It is much easier to remake these ideas and meanings when they happen between us, as opposed to being embedded inside something. If we think of the meaning as being inside, then an artist would have to crack open the container of art, take out the little person that lives inside, and replace it with a new little person. It makes much more sense, and validates our experience of what is really going on, to describe this replacing of meaning as being remade between each other.
Art is a conversation does not negate the metaphor experiencing art is a journey, as we have all experienced that a conversation can be a journey. We talk to one another and sometimes it “goes somewhere” while other times we just “talk in circles” and “don’t get anywhere”. Art is a conversation also gives us a framework of what to expect from one another, which is, to be a good listener, to speak clearly, to try and better articulate our point, etc. Artwork that doesn’t speak to us, is not because there is a little person captured inside that is somehow disabled (can’t speak, can’t stand), but rather the art itself is a person. If the artwork doesn’t speak to us, we are engaged in a conversation where one of the participants is bad at conversation (including us). They are either confused in how they speak, lack the words to articulate their meaning, or are egocentric and not respectful of their share in the conversation.
Since in the metaphor art is a conversation we are also saying that art is a person and since people are containers then art is a container as well. If art is a container, we are still engaged in the idea that there is something inside of art that we need to get at. The little person inside has been replaced by the conception that the entirety of art is the person. Since art is a person and people are containers, we are still engaging in the metaphor that the physicality of art is the exterior, and the meaning of it, is the interior. In similar ways, we also engage with people this way. The physicality of the person is the surface, whereas, the meaning of the person is in the interior. This idea validates our experience in that, we perceive meaning as being inside because it is not visible to us, because often it is hidden and might require an interpretive journey to attain. That journey always takes us “into” something, since that is where the meaning is held.
The obscurity of people’s intentions toward us is remarkably similar to the obscurity of art’s intention toward us. Is this person making fun of us? Are they saying one thing and thinking another? Are the words they are using not serving their stated purpose? We negotiate these relationships in similar ways, because there is a mystery involved, which is, what is actually inside the container? Our inability to every know what is inside the container is itself one of the driving forces that propels us by its mixture of frustration and wonder. It also leaves open the possibility to come up with metaphors that do not involve things being in containers, that have the power to change our conception of how we not only relate to art, but to each other.

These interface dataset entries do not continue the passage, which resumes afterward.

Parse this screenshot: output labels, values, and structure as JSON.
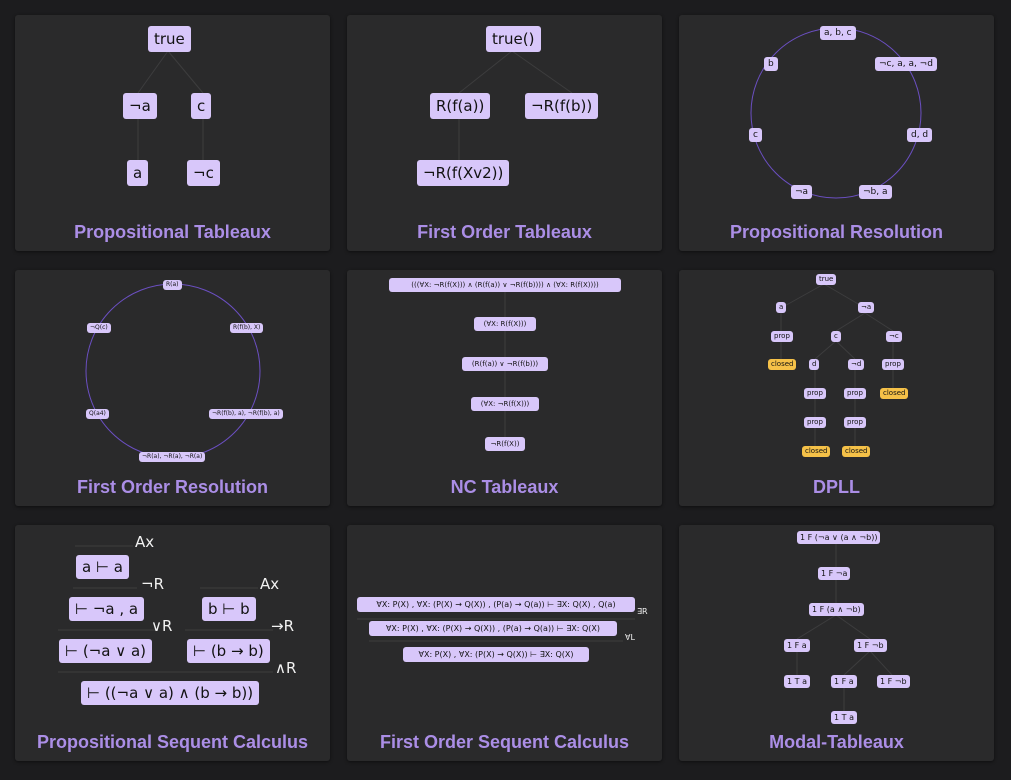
{
  "cards": [
    {
      "title": "Propositional Tableaux",
      "nodes": [
        "true",
        "¬a",
        "c",
        "a",
        "¬c"
      ]
    },
    {
      "title": "First Order Tableaux",
      "nodes": [
        "true()",
        "R(f(a))",
        "¬R(f(b))",
        "¬R(f(Xv2))"
      ]
    },
    {
      "title": "Propositional Resolution",
      "nodes": [
        "a, b, c",
        "¬c, a, a, ¬d",
        "d, d",
        "¬b, a",
        "¬a",
        "c",
        "b"
      ]
    },
    {
      "title": "First Order Resolution",
      "nodes": [
        "R(a)",
        "R(f(b), X)",
        "¬R(f(b), a), ¬R(f(b), a)",
        "¬R(a), ¬R(a), ¬R(a)",
        "Q(a4)",
        "¬Q(c)"
      ]
    },
    {
      "title": "NC Tableaux",
      "nodes": [
        "(((∀X: ¬R(f(X))) ∧ (R(f(a)) ∨ ¬R(f(b)))) ∧ (∀X: R(f(X))))",
        "(∀X: R(f(X)))",
        "(R(f(a)) ∨ ¬R(f(b)))",
        "(∀X: ¬R(f(X)))",
        "¬R(f(X))"
      ]
    },
    {
      "title": "DPLL",
      "nodes": [
        "true",
        "a",
        "¬a",
        "prop",
        "c",
        "¬c",
        "closed",
        "d",
        "¬d",
        "prop",
        "prop",
        "prop",
        "closed",
        "prop",
        "prop",
        "closed",
        "closed"
      ]
    },
    {
      "title": "Propositional Sequent Calculus",
      "nodes": [
        "a ⊢ a",
        "⊢ ¬a , a",
        "b ⊢ b",
        "⊢ (¬a ∨ a)",
        "⊢ (b → b)",
        "⊢ ((¬a ∨ a) ∧ (b → b))"
      ],
      "rules": [
        "Ax",
        "¬R",
        "Ax",
        "∨R",
        "→R",
        "∧R"
      ]
    },
    {
      "title": "First Order Sequent Calculus",
      "nodes": [
        "∀X: P(X) ,  ∀X: (P(X) → Q(X)) ,  (P(a) → Q(a)) ⊢ ∃X: Q(X) , Q(a)",
        "∀X: P(X) ,  ∀X: (P(X) → Q(X)) ,  (P(a) → Q(a)) ⊢ ∃X: Q(X)",
        "∀X: P(X) ,  ∀X: (P(X) → Q(X)) ⊢ ∃X: Q(X)"
      ],
      "rules": [
        "∃R",
        "∀L"
      ]
    },
    {
      "title": "Modal-Tableaux",
      "nodes": [
        "1 F (¬a ∨ (a ∧ ¬b))",
        "1 F ¬a",
        "1 F (a ∧ ¬b)",
        "1 F a",
        "1 F ¬b",
        "1 T a",
        "1 F a",
        "1 F ¬b",
        "1 T a"
      ]
    }
  ],
  "colors": {
    "background": "#1c1c1e",
    "card": "#2a2a2b",
    "title": "#ab8ee6",
    "node": "#d8c7fa",
    "closed": "#f5c148",
    "circle": "#6b4fc2"
  }
}
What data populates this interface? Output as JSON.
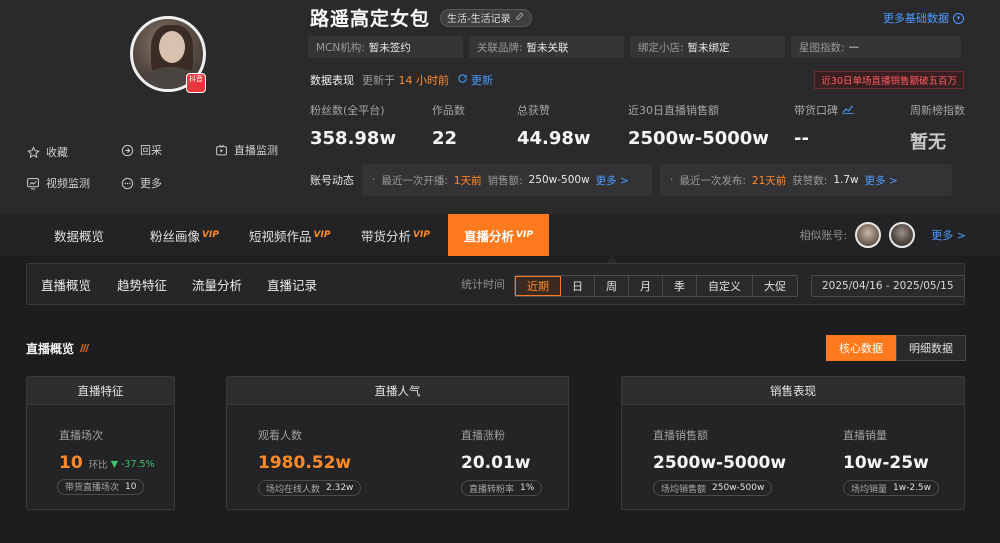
{
  "profile": {
    "name": "路遥高定女包",
    "category_tag": "生活-生活记录",
    "platform_badge": "抖音"
  },
  "header_actions": [
    {
      "label": "收藏",
      "icon": "star-icon"
    },
    {
      "label": "回采",
      "icon": "arrow-return-icon"
    },
    {
      "label": "直播监测",
      "icon": "live-monitor-icon"
    },
    {
      "label": "视频监测",
      "icon": "video-chart-icon"
    },
    {
      "label": "更多",
      "icon": "more-dots-icon"
    }
  ],
  "more_basic_data": "更多基础数据",
  "info": {
    "mcn_label": "MCN机构:",
    "mcn_value": "暂未签约",
    "brand_label": "关联品牌:",
    "brand_value": "暂未关联",
    "shop_label": "绑定小店:",
    "shop_value": "暂未绑定",
    "star_label": "星图指数:",
    "star_value": "—"
  },
  "performance": {
    "title": "数据表现",
    "updated_prefix": "更新于",
    "updated_value": "14 小时前",
    "refresh_label": "更新",
    "alert": "近30日单场直播销售额破五百万"
  },
  "metrics": [
    {
      "label": "粉丝数(全平台)",
      "value": "358.98w"
    },
    {
      "label": "作品数",
      "value": "22"
    },
    {
      "label": "总获赞",
      "value": "44.98w"
    },
    {
      "label": "近30日直播销售额",
      "value": "2500w-5000w"
    },
    {
      "label": "带货口碑",
      "value": "--"
    },
    {
      "label": "周新榜指数",
      "value": "暂无"
    }
  ],
  "dynamics": {
    "title": "账号动态",
    "live_prefix": "最近一次开播:",
    "live_when": "1天前",
    "sales_label": "销售额:",
    "sales_value": "250w-500w",
    "more1": "更多 >",
    "post_prefix": "最近一次发布:",
    "post_when": "21天前",
    "likes_label": "获赞数:",
    "likes_value": "1.7w",
    "more2": "更多 >"
  },
  "tabs": [
    {
      "label": "数据概览",
      "vip": ""
    },
    {
      "label": "粉丝画像",
      "vip": "VIP"
    },
    {
      "label": "短视频作品",
      "vip": "VIP"
    },
    {
      "label": "带货分析",
      "vip": "VIP"
    },
    {
      "label": "直播分析",
      "vip": "VIP"
    }
  ],
  "similar": {
    "label": "相似账号:",
    "more": "更多 >"
  },
  "subtabs": [
    "直播概览",
    "趋势特征",
    "流量分析",
    "直播记录"
  ],
  "stat_time_label": "统计时间",
  "periods": [
    "近期",
    "日",
    "周",
    "月",
    "季",
    "自定义",
    "大促"
  ],
  "date_range": "2025/04/16 - 2025/05/15",
  "overview": {
    "title": "直播概览",
    "toggle_core": "核心数据",
    "toggle_detail": "明细数据"
  },
  "cards": {
    "features": {
      "title": "直播特征",
      "sessions_label": "直播场次",
      "sessions_value": "10",
      "change_prefix": "环比",
      "change_value": "-37.5%",
      "sub_label": "带货直播场次",
      "sub_value": "10"
    },
    "popularity": {
      "title": "直播人气",
      "viewers_label": "观看人数",
      "viewers_value": "1980.52w",
      "viewers_sub_label": "场均在线人数",
      "viewers_sub_value": "2.32w",
      "fans_label": "直播涨粉",
      "fans_value": "20.01w",
      "fans_sub_label": "直播转粉率",
      "fans_sub_value": "1%"
    },
    "sales": {
      "title": "销售表现",
      "gmv_label": "直播销售额",
      "gmv_value": "2500w-5000w",
      "gmv_sub_label": "场均销售额",
      "gmv_sub_value": "250w-500w",
      "volume_label": "直播销量",
      "volume_value": "10w-25w",
      "volume_sub_label": "场均销量",
      "volume_sub_value": "1w-2.5w"
    }
  },
  "colors": {
    "accent": "#ff7a1f",
    "link": "#4d9bff",
    "alert": "#ff5a5f",
    "down": "#3fbf6a"
  }
}
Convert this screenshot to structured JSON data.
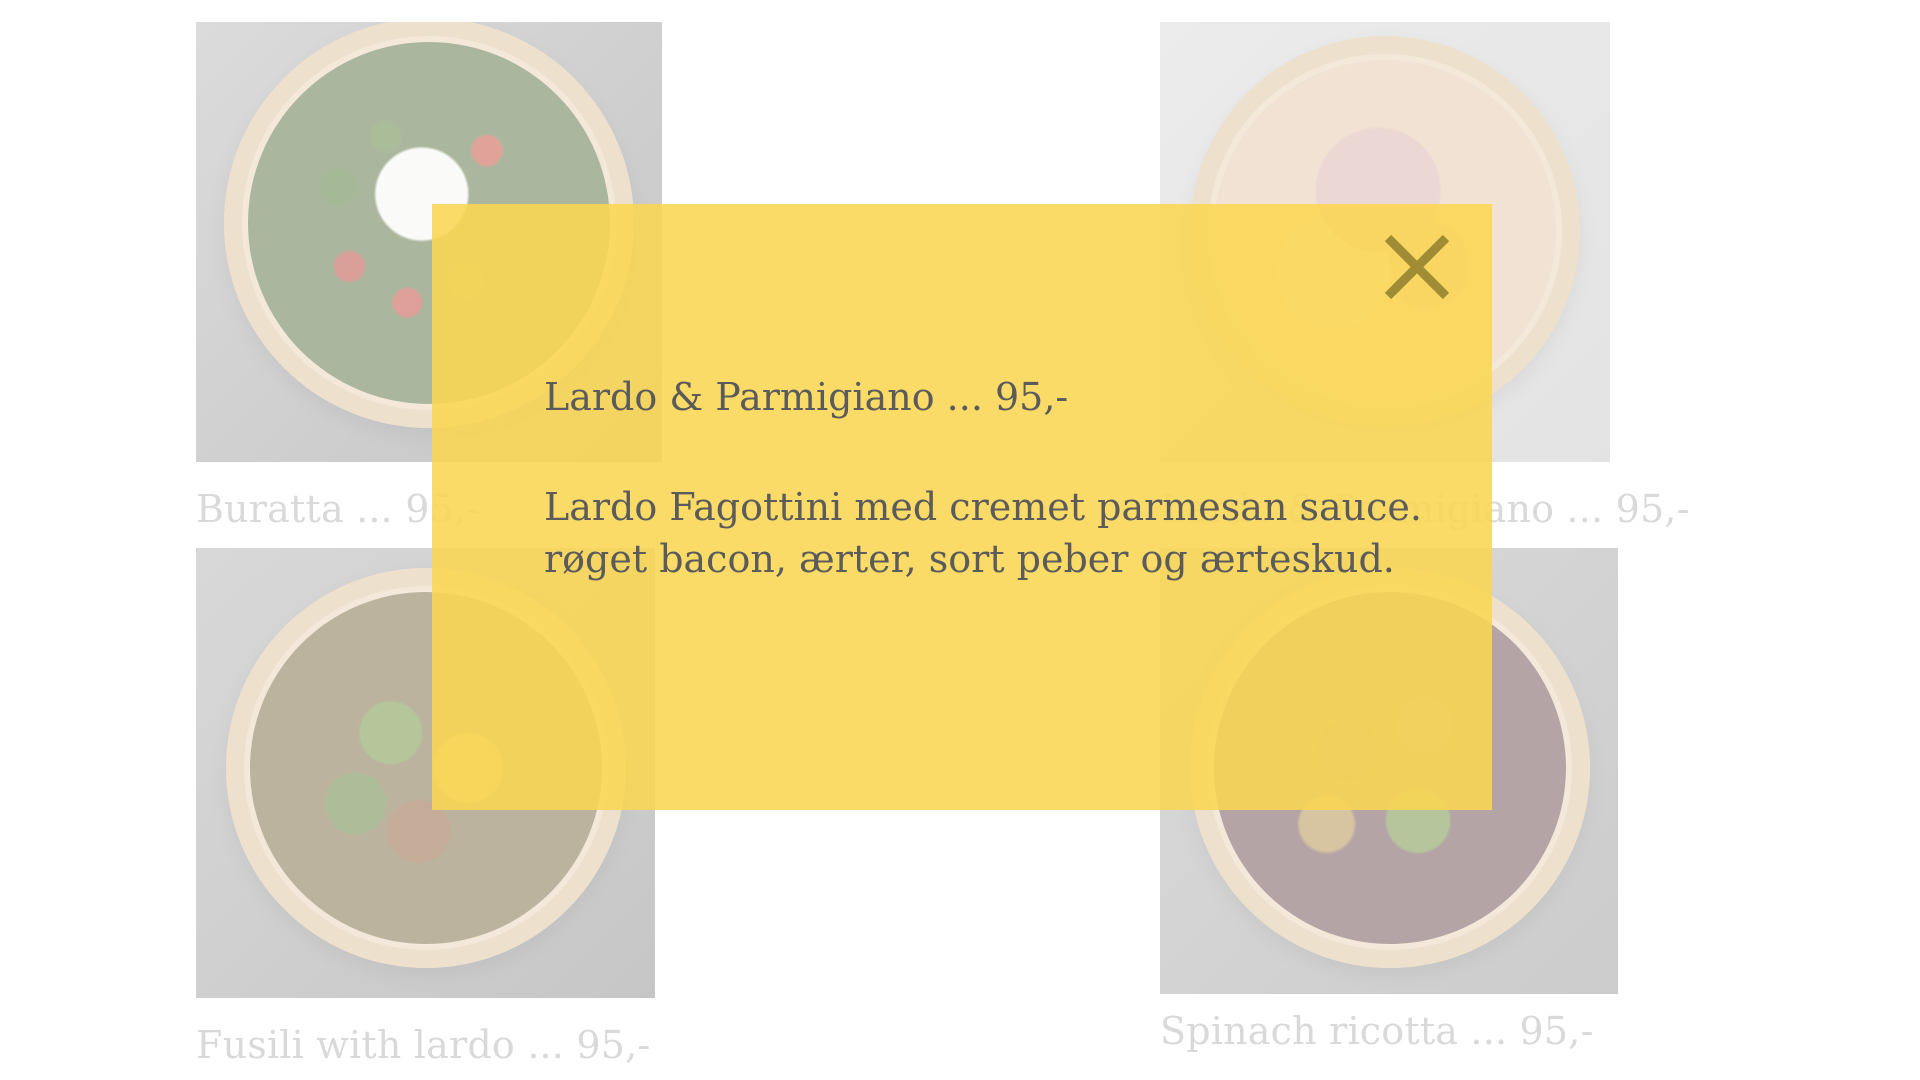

The metaphors I’ve presented; experiencing art is a journey, art is a conversation, are true enough. They can never encompass the entirety of our reality. Instead, they are true when they validate our experience and are false when they fail to do so. To be aware of these metaphors while we express ourselves is to be aware of what we are actually saying. In becoming aware, we can choose the best metaphor for our experience, and in doing so, can become better conversationalists, in art and in life.